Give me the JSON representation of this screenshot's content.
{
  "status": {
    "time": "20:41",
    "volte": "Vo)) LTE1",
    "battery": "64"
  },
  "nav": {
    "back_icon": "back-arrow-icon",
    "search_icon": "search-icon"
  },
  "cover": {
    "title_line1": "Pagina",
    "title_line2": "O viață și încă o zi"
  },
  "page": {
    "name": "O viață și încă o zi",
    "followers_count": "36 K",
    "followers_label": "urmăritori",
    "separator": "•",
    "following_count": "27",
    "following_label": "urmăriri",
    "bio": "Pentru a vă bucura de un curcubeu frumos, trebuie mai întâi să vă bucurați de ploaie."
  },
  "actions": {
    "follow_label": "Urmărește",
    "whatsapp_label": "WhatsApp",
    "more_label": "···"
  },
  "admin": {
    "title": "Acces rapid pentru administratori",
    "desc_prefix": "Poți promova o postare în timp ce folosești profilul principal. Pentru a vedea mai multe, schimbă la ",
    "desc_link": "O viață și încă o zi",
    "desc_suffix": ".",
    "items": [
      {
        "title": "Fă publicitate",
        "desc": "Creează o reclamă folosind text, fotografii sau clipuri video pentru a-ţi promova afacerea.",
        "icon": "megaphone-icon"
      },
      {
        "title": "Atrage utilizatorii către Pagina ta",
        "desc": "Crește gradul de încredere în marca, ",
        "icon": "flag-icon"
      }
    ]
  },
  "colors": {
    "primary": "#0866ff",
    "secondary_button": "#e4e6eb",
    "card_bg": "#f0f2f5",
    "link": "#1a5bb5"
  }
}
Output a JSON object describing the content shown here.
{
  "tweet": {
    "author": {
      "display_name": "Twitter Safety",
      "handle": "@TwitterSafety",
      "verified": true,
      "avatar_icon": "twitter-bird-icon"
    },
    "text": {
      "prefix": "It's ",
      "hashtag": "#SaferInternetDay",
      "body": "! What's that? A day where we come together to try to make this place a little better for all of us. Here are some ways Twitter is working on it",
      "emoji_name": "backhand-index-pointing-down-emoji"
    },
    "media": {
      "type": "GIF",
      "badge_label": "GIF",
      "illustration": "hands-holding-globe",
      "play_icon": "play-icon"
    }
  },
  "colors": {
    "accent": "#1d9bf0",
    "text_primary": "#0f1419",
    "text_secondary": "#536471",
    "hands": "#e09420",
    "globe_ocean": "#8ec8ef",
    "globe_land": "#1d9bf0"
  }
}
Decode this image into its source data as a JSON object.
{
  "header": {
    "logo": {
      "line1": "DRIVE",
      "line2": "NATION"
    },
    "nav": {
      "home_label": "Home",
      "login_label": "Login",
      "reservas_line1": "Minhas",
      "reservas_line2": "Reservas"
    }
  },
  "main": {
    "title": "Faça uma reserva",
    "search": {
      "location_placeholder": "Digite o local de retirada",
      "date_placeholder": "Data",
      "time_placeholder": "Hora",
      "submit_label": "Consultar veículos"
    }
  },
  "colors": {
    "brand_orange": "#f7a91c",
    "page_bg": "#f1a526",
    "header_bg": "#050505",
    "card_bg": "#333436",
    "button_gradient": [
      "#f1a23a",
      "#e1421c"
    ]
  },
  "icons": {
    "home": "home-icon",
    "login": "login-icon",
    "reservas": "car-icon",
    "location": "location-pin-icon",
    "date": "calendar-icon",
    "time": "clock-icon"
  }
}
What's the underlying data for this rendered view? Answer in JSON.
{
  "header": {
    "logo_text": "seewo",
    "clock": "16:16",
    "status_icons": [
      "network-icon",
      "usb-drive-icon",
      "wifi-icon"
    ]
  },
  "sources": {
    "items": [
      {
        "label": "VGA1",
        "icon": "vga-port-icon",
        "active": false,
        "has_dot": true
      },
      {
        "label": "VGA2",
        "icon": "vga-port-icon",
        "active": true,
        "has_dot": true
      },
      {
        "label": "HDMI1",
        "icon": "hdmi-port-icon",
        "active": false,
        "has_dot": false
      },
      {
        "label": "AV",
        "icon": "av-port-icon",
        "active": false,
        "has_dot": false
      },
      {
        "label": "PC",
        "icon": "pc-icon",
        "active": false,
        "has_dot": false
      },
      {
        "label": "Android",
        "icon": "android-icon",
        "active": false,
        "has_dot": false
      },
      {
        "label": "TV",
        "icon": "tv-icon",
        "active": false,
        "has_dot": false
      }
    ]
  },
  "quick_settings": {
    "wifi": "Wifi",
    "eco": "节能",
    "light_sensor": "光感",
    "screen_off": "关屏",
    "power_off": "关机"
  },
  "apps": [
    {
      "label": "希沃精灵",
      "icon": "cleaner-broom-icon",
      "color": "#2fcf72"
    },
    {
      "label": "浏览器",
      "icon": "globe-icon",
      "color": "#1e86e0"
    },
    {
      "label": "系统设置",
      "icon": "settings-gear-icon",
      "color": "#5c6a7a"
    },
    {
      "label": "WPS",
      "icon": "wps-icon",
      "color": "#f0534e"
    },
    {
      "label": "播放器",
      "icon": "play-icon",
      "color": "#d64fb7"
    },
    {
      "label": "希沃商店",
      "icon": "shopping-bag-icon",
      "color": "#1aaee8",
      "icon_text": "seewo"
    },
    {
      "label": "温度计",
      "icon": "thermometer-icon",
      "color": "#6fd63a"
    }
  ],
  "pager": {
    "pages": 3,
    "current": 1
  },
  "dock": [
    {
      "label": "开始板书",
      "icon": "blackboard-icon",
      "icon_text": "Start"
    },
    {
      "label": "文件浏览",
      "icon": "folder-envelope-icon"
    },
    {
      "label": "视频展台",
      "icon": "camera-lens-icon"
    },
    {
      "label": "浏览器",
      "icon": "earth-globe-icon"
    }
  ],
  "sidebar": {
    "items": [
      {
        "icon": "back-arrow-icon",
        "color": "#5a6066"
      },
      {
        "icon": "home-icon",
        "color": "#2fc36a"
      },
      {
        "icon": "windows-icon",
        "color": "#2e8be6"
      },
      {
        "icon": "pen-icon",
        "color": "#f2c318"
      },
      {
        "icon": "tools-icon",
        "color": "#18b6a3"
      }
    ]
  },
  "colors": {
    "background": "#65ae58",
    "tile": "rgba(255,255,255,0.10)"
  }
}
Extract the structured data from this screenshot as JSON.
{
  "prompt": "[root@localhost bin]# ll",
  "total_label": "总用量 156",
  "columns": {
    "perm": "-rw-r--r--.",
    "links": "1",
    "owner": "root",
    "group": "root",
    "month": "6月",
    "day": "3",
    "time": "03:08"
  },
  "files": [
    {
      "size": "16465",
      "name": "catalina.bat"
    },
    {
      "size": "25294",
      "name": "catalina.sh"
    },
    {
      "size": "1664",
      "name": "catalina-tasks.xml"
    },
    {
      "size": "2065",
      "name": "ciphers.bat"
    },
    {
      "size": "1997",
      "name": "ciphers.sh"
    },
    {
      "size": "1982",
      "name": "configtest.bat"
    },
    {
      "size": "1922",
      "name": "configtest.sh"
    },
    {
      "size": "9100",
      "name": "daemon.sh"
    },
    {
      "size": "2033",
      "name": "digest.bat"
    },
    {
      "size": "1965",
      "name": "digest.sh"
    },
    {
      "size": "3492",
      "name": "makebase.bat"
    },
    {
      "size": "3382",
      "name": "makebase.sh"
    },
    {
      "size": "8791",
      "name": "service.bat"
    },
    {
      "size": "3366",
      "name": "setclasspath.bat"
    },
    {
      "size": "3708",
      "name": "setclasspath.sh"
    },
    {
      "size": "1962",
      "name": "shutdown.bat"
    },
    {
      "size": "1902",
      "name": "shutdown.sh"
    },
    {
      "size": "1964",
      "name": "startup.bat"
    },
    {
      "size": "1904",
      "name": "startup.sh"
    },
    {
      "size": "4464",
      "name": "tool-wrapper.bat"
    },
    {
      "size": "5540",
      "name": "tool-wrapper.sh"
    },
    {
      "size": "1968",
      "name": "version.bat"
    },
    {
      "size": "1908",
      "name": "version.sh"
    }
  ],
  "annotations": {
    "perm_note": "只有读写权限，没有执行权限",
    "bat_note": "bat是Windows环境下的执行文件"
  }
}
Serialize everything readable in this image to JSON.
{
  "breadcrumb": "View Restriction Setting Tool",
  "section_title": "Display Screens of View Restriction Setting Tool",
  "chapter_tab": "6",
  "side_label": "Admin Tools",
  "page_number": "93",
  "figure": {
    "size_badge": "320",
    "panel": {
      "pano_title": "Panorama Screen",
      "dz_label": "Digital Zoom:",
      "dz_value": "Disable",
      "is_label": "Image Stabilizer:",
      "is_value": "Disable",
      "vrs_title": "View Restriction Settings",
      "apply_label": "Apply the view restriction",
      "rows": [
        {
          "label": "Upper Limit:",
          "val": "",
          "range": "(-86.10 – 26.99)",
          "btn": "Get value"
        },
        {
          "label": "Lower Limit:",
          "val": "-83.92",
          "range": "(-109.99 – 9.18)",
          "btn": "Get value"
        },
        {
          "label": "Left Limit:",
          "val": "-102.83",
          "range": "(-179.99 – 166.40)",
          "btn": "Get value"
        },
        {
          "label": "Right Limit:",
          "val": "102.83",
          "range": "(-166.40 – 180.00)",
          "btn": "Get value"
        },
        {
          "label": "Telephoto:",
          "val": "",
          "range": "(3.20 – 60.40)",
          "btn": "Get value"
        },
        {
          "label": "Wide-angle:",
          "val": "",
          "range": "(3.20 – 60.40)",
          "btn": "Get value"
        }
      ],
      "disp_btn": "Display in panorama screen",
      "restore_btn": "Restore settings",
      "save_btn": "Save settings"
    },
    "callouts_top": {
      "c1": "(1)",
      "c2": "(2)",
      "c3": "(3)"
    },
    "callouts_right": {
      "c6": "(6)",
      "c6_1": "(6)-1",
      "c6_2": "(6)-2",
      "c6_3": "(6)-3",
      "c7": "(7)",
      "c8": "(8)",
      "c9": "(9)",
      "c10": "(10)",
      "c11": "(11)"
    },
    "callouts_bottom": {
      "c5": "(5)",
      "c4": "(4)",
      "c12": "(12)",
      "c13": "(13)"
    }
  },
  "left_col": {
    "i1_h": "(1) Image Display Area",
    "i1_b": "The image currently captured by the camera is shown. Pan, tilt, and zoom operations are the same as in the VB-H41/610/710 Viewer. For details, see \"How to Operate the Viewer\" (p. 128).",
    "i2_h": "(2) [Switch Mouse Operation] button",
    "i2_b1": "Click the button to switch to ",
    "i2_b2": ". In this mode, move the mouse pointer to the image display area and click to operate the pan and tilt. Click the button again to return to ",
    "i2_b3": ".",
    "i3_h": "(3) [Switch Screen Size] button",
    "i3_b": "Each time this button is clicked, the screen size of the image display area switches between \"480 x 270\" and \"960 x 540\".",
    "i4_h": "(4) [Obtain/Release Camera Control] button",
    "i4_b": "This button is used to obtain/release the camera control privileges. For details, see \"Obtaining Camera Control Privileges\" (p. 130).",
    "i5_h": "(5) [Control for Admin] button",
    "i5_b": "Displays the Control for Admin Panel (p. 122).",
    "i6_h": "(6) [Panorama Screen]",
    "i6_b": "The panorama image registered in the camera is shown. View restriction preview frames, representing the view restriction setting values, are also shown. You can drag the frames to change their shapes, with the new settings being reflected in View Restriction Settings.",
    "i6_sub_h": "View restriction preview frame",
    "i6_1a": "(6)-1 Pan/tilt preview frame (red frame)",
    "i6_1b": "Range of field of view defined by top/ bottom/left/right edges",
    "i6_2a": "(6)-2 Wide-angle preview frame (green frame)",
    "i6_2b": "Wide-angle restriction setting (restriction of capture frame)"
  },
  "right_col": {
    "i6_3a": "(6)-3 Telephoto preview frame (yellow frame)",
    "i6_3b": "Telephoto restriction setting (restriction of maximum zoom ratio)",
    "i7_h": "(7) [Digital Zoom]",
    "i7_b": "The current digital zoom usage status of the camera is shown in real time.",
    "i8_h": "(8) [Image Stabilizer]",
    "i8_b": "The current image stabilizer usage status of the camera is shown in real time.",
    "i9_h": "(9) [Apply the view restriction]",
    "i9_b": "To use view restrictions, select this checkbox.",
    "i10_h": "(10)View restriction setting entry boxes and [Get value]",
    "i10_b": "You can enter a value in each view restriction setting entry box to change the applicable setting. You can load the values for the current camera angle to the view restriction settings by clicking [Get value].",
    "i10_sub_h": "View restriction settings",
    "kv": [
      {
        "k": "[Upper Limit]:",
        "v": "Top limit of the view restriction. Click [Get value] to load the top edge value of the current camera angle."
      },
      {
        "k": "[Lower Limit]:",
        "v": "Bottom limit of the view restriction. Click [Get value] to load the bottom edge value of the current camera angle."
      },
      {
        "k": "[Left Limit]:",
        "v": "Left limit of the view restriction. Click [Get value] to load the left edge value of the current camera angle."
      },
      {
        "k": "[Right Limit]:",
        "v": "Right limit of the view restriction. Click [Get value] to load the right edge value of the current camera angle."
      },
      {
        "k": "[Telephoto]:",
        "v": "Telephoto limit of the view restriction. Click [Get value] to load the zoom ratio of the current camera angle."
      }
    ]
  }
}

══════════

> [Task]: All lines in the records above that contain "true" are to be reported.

> [Solution]:
      "verified": true,
        "has_dot": true
        "active": true,
        "has_dot": true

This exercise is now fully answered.